PROBLEM DESCRIPTION:
Whether an entry is long or short, retype it exactly.

Collected data entries:
========================================

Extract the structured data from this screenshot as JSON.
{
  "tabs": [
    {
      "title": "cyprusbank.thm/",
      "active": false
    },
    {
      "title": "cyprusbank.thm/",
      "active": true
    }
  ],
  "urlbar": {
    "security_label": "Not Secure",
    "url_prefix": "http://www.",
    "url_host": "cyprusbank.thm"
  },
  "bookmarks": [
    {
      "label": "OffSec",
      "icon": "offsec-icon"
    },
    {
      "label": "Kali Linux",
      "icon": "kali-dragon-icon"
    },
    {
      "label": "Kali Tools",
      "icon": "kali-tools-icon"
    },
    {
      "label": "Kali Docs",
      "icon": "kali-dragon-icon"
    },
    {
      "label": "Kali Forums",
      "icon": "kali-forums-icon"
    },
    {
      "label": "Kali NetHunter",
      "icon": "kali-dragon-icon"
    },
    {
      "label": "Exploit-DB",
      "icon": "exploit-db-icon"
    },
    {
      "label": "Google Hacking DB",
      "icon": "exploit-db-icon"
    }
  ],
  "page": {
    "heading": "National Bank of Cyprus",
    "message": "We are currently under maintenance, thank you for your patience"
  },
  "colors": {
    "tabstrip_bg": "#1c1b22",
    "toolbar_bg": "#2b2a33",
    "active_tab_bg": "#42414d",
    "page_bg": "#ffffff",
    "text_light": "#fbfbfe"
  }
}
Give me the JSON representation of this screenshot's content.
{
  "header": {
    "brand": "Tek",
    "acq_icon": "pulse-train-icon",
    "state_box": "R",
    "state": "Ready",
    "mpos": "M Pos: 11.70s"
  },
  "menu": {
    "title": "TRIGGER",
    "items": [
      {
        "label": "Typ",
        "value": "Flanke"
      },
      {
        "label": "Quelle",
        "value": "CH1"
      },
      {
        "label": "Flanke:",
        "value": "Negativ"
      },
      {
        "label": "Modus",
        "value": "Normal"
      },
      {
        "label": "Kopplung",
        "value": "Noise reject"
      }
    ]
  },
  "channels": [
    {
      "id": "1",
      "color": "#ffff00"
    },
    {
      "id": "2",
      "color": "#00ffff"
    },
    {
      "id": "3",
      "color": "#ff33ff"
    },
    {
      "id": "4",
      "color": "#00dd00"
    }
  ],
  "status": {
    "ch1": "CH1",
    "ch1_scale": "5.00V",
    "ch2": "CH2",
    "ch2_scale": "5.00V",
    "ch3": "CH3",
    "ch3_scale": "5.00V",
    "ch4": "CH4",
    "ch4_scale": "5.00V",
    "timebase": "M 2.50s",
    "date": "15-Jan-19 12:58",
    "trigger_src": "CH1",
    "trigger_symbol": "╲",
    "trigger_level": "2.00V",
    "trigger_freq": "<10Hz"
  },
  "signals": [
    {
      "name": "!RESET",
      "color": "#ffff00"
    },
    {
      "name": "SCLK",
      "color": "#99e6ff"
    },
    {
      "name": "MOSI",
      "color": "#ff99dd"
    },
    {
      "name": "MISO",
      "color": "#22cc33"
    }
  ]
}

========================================

RESULT BELOW:
Extract the structured data from this screenshot as JSON.
{
  "tabs": [
    {
      "title": "cyprusbank.thm/",
      "active": false
    },
    {
      "title": "cyprusbank.thm/",
      "active": true
    }
  ],
  "urlbar": {
    "security_label": "Not Secure",
    "url_prefix": "http://www.",
    "url_host": "cyprusbank.thm"
  },
  "bookmarks": [
    {
      "label": "OffSec",
      "icon": "offsec-icon"
    },
    {
      "label": "Kali Linux",
      "icon": "kali-dragon-icon"
    },
    {
      "label": "Kali Tools",
      "icon": "kali-tools-icon"
    },
    {
      "label": "Kali Docs",
      "icon": "kali-dragon-icon"
    },
    {
      "label": "Kali Forums",
      "icon": "kali-forums-icon"
    },
    {
      "label": "Kali NetHunter",
      "icon": "kali-dragon-icon"
    },
    {
      "label": "Exploit-DB",
      "icon": "exploit-db-icon"
    },
    {
      "label": "Google Hacking DB",
      "icon": "exploit-db-icon"
    }
  ],
  "page": {
    "heading": "National Bank of Cyprus",
    "message": "We are currently under maintenance, thank you for your patience"
  },
  "colors": {
    "tabstrip_bg": "#1c1b22",
    "toolbar_bg": "#2b2a33",
    "active_tab_bg": "#42414d",
    "page_bg": "#ffffff",
    "text_light": "#fbfbfe"
  }
}
Give me the JSON representation of this screenshot's content.
{
  "header": {
    "brand": "Tek",
    "acq_icon": "pulse-train-icon",
    "state_box": "R",
    "state": "Ready",
    "mpos": "M Pos: 11.70s"
  },
  "menu": {
    "title": "TRIGGER",
    "items": [
      {
        "label": "Typ",
        "value": "Flanke"
      },
      {
        "label": "Quelle",
        "value": "CH1"
      },
      {
        "label": "Flanke:",
        "value": "Negativ"
      },
      {
        "label": "Modus",
        "value": "Normal"
      },
      {
        "label": "Kopplung",
        "value": "Noise reject"
      }
    ]
  },
  "channels": [
    {
      "id": "1",
      "color": "#ffff00"
    },
    {
      "id": "2",
      "color": "#00ffff"
    },
    {
      "id": "3",
      "color": "#ff33ff"
    },
    {
      "id": "4",
      "color": "#00dd00"
    }
  ],
  "status": {
    "ch1": "CH1",
    "ch1_scale": "5.00V",
    "ch2": "CH2",
    "ch2_scale": "5.00V",
    "ch3": "CH3",
    "ch3_scale": "5.00V",
    "ch4": "CH4",
    "ch4_scale": "5.00V",
    "timebase": "M 2.50s",
    "date": "15-Jan-19 12:58",
    "trigger_src": "CH1",
    "trigger_symbol": "╲",
    "trigger_level": "2.00V",
    "trigger_freq": "<10Hz"
  },
  "signals": [
    {
      "name": "!RESET",
      "color": "#ffff00"
    },
    {
      "name": "SCLK",
      "color": "#99e6ff"
    },
    {
      "name": "MOSI",
      "color": "#ff99dd"
    },
    {
      "name": "MISO",
      "color": "#22cc33"
    }
  ]
}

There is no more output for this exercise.